**Your goal**
Please report each line in the material below that includes "Oracle".

**Dataset records**
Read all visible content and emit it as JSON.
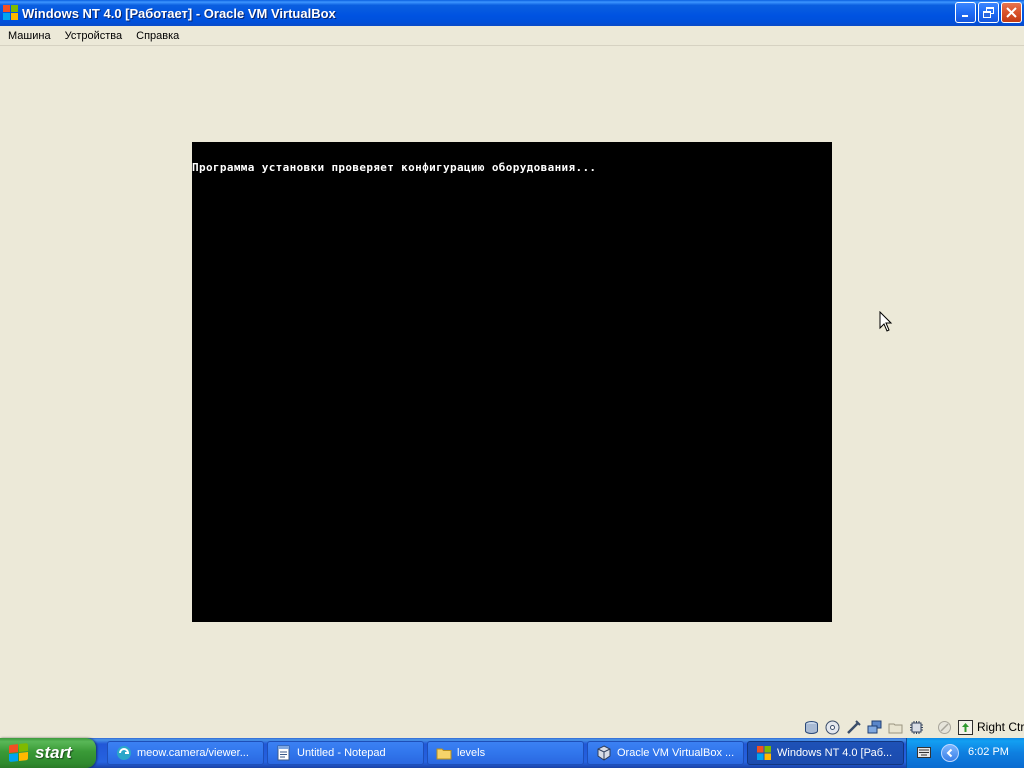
{
  "window": {
    "title": "Windows NT 4.0 [Работает] - Oracle VM VirtualBox"
  },
  "menubar": {
    "items": [
      {
        "label": "Машина"
      },
      {
        "label": "Устройства"
      },
      {
        "label": "Справка"
      }
    ]
  },
  "guest": {
    "console_text": "Программа установки проверяет конфигурацию оборудования..."
  },
  "status_bar": {
    "icons": [
      "hard-disk-icon",
      "optical-drive-icon",
      "usb-icon",
      "network-icon",
      "shared-folders-icon",
      "cpu-icon",
      "mouse-integration-icon",
      "host-key-icon"
    ],
    "host_key_label": "Right Ctrl"
  },
  "taskbar": {
    "start_label": "start",
    "tasks": [
      {
        "label": "meow.camera/viewer...",
        "icon": "browser-icon",
        "active": false
      },
      {
        "label": "Untitled - Notepad",
        "icon": "notepad-icon",
        "active": false
      },
      {
        "label": "levels",
        "icon": "folder-icon",
        "active": false
      },
      {
        "label": "Oracle VM VirtualBox ...",
        "icon": "virtualbox-icon",
        "active": false
      },
      {
        "label": "Windows NT 4.0 [Раб...",
        "icon": "windows-icon",
        "active": true
      }
    ],
    "clock": "6:02 PM"
  },
  "colors": {
    "titlebar_blue": "#0053E1",
    "window_bg": "#ECE9D8",
    "guest_bg": "#000000",
    "start_green": "#3A9A37",
    "taskbar_blue": "#2663E0",
    "tray_blue": "#0E7FE0"
  }
}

**Response for this exercise**
    "title": "Windows NT 4.0 [Работает] - Oracle VM VirtualBox"
        "label": "Oracle VM VirtualBox ...",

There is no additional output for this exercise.